Records from a dataset:

* * * *

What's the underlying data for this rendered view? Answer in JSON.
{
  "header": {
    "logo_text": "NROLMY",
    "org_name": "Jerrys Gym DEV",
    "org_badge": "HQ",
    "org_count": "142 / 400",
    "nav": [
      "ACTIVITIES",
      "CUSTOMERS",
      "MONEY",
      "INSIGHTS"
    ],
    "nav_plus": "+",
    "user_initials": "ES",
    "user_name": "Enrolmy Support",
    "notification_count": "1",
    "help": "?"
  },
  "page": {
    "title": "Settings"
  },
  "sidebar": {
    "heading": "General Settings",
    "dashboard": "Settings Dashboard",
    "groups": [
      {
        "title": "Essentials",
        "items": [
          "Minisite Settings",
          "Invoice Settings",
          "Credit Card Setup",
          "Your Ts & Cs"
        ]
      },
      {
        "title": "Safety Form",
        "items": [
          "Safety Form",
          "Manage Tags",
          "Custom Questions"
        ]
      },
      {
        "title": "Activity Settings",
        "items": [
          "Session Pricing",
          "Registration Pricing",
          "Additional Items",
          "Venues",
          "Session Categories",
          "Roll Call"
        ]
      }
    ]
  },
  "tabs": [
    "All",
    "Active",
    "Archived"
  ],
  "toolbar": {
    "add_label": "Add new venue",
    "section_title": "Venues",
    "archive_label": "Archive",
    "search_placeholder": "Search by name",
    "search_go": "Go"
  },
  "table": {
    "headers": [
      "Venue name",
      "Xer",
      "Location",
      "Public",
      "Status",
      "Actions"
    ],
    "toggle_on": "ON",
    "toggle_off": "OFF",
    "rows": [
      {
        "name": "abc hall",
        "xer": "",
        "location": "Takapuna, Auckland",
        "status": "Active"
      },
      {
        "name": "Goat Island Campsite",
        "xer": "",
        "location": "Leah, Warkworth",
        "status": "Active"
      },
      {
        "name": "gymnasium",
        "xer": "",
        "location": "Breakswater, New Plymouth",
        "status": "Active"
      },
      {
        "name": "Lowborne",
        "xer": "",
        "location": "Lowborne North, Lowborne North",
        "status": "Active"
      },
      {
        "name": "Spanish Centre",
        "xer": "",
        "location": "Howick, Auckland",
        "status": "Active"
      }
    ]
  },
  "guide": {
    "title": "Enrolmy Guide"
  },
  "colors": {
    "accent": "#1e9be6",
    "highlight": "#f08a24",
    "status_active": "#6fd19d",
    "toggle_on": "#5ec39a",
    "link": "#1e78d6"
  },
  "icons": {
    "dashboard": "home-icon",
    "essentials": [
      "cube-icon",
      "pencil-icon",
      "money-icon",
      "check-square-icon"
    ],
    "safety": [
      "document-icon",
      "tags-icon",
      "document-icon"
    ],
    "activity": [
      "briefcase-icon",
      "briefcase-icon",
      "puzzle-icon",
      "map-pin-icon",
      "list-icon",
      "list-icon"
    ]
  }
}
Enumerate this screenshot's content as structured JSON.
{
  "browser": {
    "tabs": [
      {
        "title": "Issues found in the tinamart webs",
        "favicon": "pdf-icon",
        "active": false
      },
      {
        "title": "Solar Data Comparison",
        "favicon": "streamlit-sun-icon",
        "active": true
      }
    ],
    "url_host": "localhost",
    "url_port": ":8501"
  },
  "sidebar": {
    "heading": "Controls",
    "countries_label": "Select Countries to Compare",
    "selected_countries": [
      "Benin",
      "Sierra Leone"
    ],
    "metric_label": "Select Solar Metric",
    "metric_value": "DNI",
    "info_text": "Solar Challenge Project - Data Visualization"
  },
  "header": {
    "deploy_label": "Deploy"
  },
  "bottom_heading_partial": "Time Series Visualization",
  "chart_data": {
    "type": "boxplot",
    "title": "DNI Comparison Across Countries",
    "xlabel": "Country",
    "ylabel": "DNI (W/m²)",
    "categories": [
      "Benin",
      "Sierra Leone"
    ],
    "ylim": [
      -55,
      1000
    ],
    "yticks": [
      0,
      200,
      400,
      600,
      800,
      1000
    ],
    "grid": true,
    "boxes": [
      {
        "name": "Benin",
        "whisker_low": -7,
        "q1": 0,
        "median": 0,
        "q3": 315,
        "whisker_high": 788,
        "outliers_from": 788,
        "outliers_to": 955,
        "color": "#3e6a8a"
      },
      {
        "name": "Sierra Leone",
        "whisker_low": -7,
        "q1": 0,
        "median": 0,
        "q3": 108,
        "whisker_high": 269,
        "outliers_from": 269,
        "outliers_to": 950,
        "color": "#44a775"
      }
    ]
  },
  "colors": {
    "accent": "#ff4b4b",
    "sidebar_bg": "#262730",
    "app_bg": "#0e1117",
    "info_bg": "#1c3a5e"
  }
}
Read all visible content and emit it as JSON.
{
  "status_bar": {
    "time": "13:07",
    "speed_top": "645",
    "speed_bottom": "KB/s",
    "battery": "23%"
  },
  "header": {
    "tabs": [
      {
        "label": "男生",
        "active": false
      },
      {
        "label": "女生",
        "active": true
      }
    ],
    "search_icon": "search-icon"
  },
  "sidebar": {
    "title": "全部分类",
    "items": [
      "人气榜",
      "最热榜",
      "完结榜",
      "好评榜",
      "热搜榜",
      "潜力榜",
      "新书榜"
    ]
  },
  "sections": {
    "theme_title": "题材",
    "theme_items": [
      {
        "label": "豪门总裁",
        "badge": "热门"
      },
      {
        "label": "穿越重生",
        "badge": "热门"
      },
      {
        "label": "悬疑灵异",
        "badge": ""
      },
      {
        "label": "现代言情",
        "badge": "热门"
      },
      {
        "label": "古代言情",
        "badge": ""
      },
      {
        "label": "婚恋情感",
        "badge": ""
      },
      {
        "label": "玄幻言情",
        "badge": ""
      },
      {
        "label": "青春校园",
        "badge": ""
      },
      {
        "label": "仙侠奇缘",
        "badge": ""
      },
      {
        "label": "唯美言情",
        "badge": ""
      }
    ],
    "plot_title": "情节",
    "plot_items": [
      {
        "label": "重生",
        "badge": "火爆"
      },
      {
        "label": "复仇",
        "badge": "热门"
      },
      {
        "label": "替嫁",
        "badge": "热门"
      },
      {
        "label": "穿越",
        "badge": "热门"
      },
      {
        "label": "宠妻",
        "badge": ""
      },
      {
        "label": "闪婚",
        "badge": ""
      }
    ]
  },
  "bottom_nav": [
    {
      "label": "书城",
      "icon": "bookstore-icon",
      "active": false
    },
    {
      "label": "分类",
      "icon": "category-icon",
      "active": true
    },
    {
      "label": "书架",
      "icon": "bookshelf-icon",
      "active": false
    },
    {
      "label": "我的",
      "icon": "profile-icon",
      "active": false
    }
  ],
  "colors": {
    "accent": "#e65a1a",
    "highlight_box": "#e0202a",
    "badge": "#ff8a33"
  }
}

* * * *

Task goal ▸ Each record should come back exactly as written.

Response to the exercise ▸
What's the underlying data for this rendered view? Answer in JSON.
{
  "header": {
    "logo_text": "NROLMY",
    "org_name": "Jerrys Gym DEV",
    "org_badge": "HQ",
    "org_count": "142 / 400",
    "nav": [
      "ACTIVITIES",
      "CUSTOMERS",
      "MONEY",
      "INSIGHTS"
    ],
    "nav_plus": "+",
    "user_initials": "ES",
    "user_name": "Enrolmy Support",
    "notification_count": "1",
    "help": "?"
  },
  "page": {
    "title": "Settings"
  },
  "sidebar": {
    "heading": "General Settings",
    "dashboard": "Settings Dashboard",
    "groups": [
      {
        "title": "Essentials",
        "items": [
          "Minisite Settings",
          "Invoice Settings",
          "Credit Card Setup",
          "Your Ts & Cs"
        ]
      },
      {
        "title": "Safety Form",
        "items": [
          "Safety Form",
          "Manage Tags",
          "Custom Questions"
        ]
      },
      {
        "title": "Activity Settings",
        "items": [
          "Session Pricing",
          "Registration Pricing",
          "Additional Items",
          "Venues",
          "Session Categories",
          "Roll Call"
        ]
      }
    ]
  },
  "tabs": [
    "All",
    "Active",
    "Archived"
  ],
  "toolbar": {
    "add_label": "Add new venue",
    "section_title": "Venues",
    "archive_label": "Archive",
    "search_placeholder": "Search by name",
    "search_go": "Go"
  },
  "table": {
    "headers": [
      "Venue name",
      "Xer",
      "Location",
      "Public",
      "Status",
      "Actions"
    ],
    "toggle_on": "ON",
    "toggle_off": "OFF",
    "rows": [
      {
        "name": "abc hall",
        "xer": "",
        "location": "Takapuna, Auckland",
        "status": "Active"
      },
      {
        "name": "Goat Island Campsite",
        "xer": "",
        "location": "Leah, Warkworth",
        "status": "Active"
      },
      {
        "name": "gymnasium",
        "xer": "",
        "location": "Breakswater, New Plymouth",
        "status": "Active"
      },
      {
        "name": "Lowborne",
        "xer": "",
        "location": "Lowborne North, Lowborne North",
        "status": "Active"
      },
      {
        "name": "Spanish Centre",
        "xer": "",
        "location": "Howick, Auckland",
        "status": "Active"
      }
    ]
  },
  "guide": {
    "title": "Enrolmy Guide"
  },
  "colors": {
    "accent": "#1e9be6",
    "highlight": "#f08a24",
    "status_active": "#6fd19d",
    "toggle_on": "#5ec39a",
    "link": "#1e78d6"
  },
  "icons": {
    "dashboard": "home-icon",
    "essentials": [
      "cube-icon",
      "pencil-icon",
      "money-icon",
      "check-square-icon"
    ],
    "safety": [
      "document-icon",
      "tags-icon",
      "document-icon"
    ],
    "activity": [
      "briefcase-icon",
      "briefcase-icon",
      "puzzle-icon",
      "map-pin-icon",
      "list-icon",
      "list-icon"
    ]
  }
}
Enumerate this screenshot's content as structured JSON.
{
  "browser": {
    "tabs": [
      {
        "title": "Issues found in the tinamart webs",
        "favicon": "pdf-icon",
        "active": false
      },
      {
        "title": "Solar Data Comparison",
        "favicon": "streamlit-sun-icon",
        "active": true
      }
    ],
    "url_host": "localhost",
    "url_port": ":8501"
  },
  "sidebar": {
    "heading": "Controls",
    "countries_label": "Select Countries to Compare",
    "selected_countries": [
      "Benin",
      "Sierra Leone"
    ],
    "metric_label": "Select Solar Metric",
    "metric_value": "DNI",
    "info_text": "Solar Challenge Project - Data Visualization"
  },
  "header": {
    "deploy_label": "Deploy"
  },
  "bottom_heading_partial": "Time Series Visualization",
  "chart_data": {
    "type": "boxplot",
    "title": "DNI Comparison Across Countries",
    "xlabel": "Country",
    "ylabel": "DNI (W/m²)",
    "categories": [
      "Benin",
      "Sierra Leone"
    ],
    "ylim": [
      -55,
      1000
    ],
    "yticks": [
      0,
      200,
      400,
      600,
      800,
      1000
    ],
    "grid": true,
    "boxes": [
      {
        "name": "Benin",
        "whisker_low": -7,
        "q1": 0,
        "median": 0,
        "q3": 315,
        "whisker_high": 788,
        "outliers_from": 788,
        "outliers_to": 955,
        "color": "#3e6a8a"
      },
      {
        "name": "Sierra Leone",
        "whisker_low": -7,
        "q1": 0,
        "median": 0,
        "q3": 108,
        "whisker_high": 269,
        "outliers_from": 269,
        "outliers_to": 950,
        "color": "#44a775"
      }
    ]
  },
  "colors": {
    "accent": "#ff4b4b",
    "sidebar_bg": "#262730",
    "app_bg": "#0e1117",
    "info_bg": "#1c3a5e"
  }
}
Read all visible content and emit it as JSON.
{
  "status_bar": {
    "time": "13:07",
    "speed_top": "645",
    "speed_bottom": "KB/s",
    "battery": "23%"
  },
  "header": {
    "tabs": [
      {
        "label": "男生",
        "active": false
      },
      {
        "label": "女生",
        "active": true
      }
    ],
    "search_icon": "search-icon"
  },
  "sidebar": {
    "title": "全部分类",
    "items": [
      "人气榜",
      "最热榜",
      "完结榜",
      "好评榜",
      "热搜榜",
      "潜力榜",
      "新书榜"
    ]
  },
  "sections": {
    "theme_title": "题材",
    "theme_items": [
      {
        "label": "豪门总裁",
        "badge": "热门"
      },
      {
        "label": "穿越重生",
        "badge": "热门"
      },
      {
        "label": "悬疑灵异",
        "badge": ""
      },
      {
        "label": "现代言情",
        "badge": "热门"
      },
      {
        "label": "古代言情",
        "badge": ""
      },
      {
        "label": "婚恋情感",
        "badge": ""
      },
      {
        "label": "玄幻言情",
        "badge": ""
      },
      {
        "label": "青春校园",
        "badge": ""
      },
      {
        "label": "仙侠奇缘",
        "badge": ""
      },
      {
        "label": "唯美言情",
        "badge": ""
      }
    ],
    "plot_title": "情节",
    "plot_items": [
      {
        "label": "重生",
        "badge": "火爆"
      },
      {
        "label": "复仇",
        "badge": "热门"
      },
      {
        "label": "替嫁",
        "badge": "热门"
      },
      {
        "label": "穿越",
        "badge": "热门"
      },
      {
        "label": "宠妻",
        "badge": ""
      },
      {
        "label": "闪婚",
        "badge": ""
      }
    ]
  },
  "bottom_nav": [
    {
      "label": "书城",
      "icon": "bookstore-icon",
      "active": false
    },
    {
      "label": "分类",
      "icon": "category-icon",
      "active": true
    },
    {
      "label": "书架",
      "icon": "bookshelf-icon",
      "active": false
    },
    {
      "label": "我的",
      "icon": "profile-icon",
      "active": false
    }
  ],
  "colors": {
    "accent": "#e65a1a",
    "highlight_box": "#e0202a",
    "badge": "#ff8a33"
  }
}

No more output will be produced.